Would you return the entries exactly, with every line intact?

=== THE RECORDS ===
——————————

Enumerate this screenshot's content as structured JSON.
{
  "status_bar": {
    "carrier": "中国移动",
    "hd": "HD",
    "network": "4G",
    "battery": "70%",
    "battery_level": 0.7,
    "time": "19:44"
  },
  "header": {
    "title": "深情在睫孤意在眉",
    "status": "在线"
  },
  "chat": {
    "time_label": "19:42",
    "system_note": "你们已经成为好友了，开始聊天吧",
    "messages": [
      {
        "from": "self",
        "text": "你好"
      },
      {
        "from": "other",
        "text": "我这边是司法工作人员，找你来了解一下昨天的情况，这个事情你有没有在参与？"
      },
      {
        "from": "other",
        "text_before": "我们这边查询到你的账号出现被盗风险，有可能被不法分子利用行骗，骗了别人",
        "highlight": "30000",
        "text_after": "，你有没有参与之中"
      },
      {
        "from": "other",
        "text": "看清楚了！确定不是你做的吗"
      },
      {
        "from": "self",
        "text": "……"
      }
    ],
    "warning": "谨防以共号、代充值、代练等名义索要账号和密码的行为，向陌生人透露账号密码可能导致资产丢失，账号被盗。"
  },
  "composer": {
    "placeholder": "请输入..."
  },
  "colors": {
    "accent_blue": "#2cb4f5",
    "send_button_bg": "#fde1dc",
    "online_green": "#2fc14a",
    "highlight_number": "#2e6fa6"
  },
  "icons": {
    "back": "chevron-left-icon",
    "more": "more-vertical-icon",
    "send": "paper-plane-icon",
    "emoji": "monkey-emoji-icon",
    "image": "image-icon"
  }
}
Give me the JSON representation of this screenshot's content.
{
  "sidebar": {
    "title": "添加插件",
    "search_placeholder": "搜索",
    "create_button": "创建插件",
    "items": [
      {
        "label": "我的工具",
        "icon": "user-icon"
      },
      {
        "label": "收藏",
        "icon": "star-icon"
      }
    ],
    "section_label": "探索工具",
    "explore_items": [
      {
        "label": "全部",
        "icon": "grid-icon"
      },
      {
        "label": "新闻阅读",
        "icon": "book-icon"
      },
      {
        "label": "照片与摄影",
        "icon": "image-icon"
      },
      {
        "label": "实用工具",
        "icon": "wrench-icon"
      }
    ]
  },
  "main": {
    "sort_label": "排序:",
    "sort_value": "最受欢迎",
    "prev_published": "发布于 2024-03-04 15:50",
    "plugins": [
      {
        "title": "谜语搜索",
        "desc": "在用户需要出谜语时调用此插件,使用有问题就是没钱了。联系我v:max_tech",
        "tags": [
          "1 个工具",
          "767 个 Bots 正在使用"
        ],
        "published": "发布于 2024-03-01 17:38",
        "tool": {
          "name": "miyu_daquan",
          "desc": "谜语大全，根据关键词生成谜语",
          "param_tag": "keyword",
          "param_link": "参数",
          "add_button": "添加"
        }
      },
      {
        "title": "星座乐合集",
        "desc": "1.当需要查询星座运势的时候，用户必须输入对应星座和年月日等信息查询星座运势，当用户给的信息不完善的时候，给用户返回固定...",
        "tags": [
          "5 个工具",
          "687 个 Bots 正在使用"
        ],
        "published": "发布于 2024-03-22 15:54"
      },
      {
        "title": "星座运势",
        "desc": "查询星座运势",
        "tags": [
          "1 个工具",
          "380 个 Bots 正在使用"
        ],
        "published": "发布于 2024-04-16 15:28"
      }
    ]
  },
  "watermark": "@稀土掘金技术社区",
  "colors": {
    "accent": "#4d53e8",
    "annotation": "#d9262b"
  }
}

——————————

=== FINISHED EXERCISE ===
Enumerate this screenshot's content as structured JSON.
{
  "status_bar": {
    "carrier": "中国移动",
    "hd": "HD",
    "network": "4G",
    "battery": "70%",
    "battery_level": 0.7,
    "time": "19:44"
  },
  "header": {
    "title": "深情在睫孤意在眉",
    "status": "在线"
  },
  "chat": {
    "time_label": "19:42",
    "system_note": "你们已经成为好友了，开始聊天吧",
    "messages": [
      {
        "from": "self",
        "text": "你好"
      },
      {
        "from": "other",
        "text": "我这边是司法工作人员，找你来了解一下昨天的情况，这个事情你有没有在参与？"
      },
      {
        "from": "other",
        "text_before": "我们这边查询到你的账号出现被盗风险，有可能被不法分子利用行骗，骗了别人",
        "highlight": "30000",
        "text_after": "，你有没有参与之中"
      },
      {
        "from": "other",
        "text": "看清楚了！确定不是你做的吗"
      },
      {
        "from": "self",
        "text": "……"
      }
    ],
    "warning": "谨防以共号、代充值、代练等名义索要账号和密码的行为，向陌生人透露账号密码可能导致资产丢失，账号被盗。"
  },
  "composer": {
    "placeholder": "请输入..."
  },
  "colors": {
    "accent_blue": "#2cb4f5",
    "send_button_bg": "#fde1dc",
    "online_green": "#2fc14a",
    "highlight_number": "#2e6fa6"
  },
  "icons": {
    "back": "chevron-left-icon",
    "more": "more-vertical-icon",
    "send": "paper-plane-icon",
    "emoji": "monkey-emoji-icon",
    "image": "image-icon"
  }
}
Give me the JSON representation of this screenshot's content.
{
  "sidebar": {
    "title": "添加插件",
    "search_placeholder": "搜索",
    "create_button": "创建插件",
    "items": [
      {
        "label": "我的工具",
        "icon": "user-icon"
      },
      {
        "label": "收藏",
        "icon": "star-icon"
      }
    ],
    "section_label": "探索工具",
    "explore_items": [
      {
        "label": "全部",
        "icon": "grid-icon"
      },
      {
        "label": "新闻阅读",
        "icon": "book-icon"
      },
      {
        "label": "照片与摄影",
        "icon": "image-icon"
      },
      {
        "label": "实用工具",
        "icon": "wrench-icon"
      }
    ]
  },
  "main": {
    "sort_label": "排序:",
    "sort_value": "最受欢迎",
    "prev_published": "发布于 2024-03-04 15:50",
    "plugins": [
      {
        "title": "谜语搜索",
        "desc": "在用户需要出谜语时调用此插件,使用有问题就是没钱了。联系我v:max_tech",
        "tags": [
          "1 个工具",
          "767 个 Bots 正在使用"
        ],
        "published": "发布于 2024-03-01 17:38",
        "tool": {
          "name": "miyu_daquan",
          "desc": "谜语大全，根据关键词生成谜语",
          "param_tag": "keyword",
          "param_link": "参数",
          "add_button": "添加"
        }
      },
      {
        "title": "星座乐合集",
        "desc": "1.当需要查询星座运势的时候，用户必须输入对应星座和年月日等信息查询星座运势，当用户给的信息不完善的时候，给用户返回固定...",
        "tags": [
          "5 个工具",
          "687 个 Bots 正在使用"
        ],
        "published": "发布于 2024-03-22 15:54"
      },
      {
        "title": "星座运势",
        "desc": "查询星座运势",
        "tags": [
          "1 个工具",
          "380 个 Bots 正在使用"
        ],
        "published": "发布于 2024-04-16 15:28"
      }
    ]
  },
  "watermark": "@稀土掘金技术社区",
  "colors": {
    "accent": "#4d53e8",
    "annotation": "#d9262b"
  }
}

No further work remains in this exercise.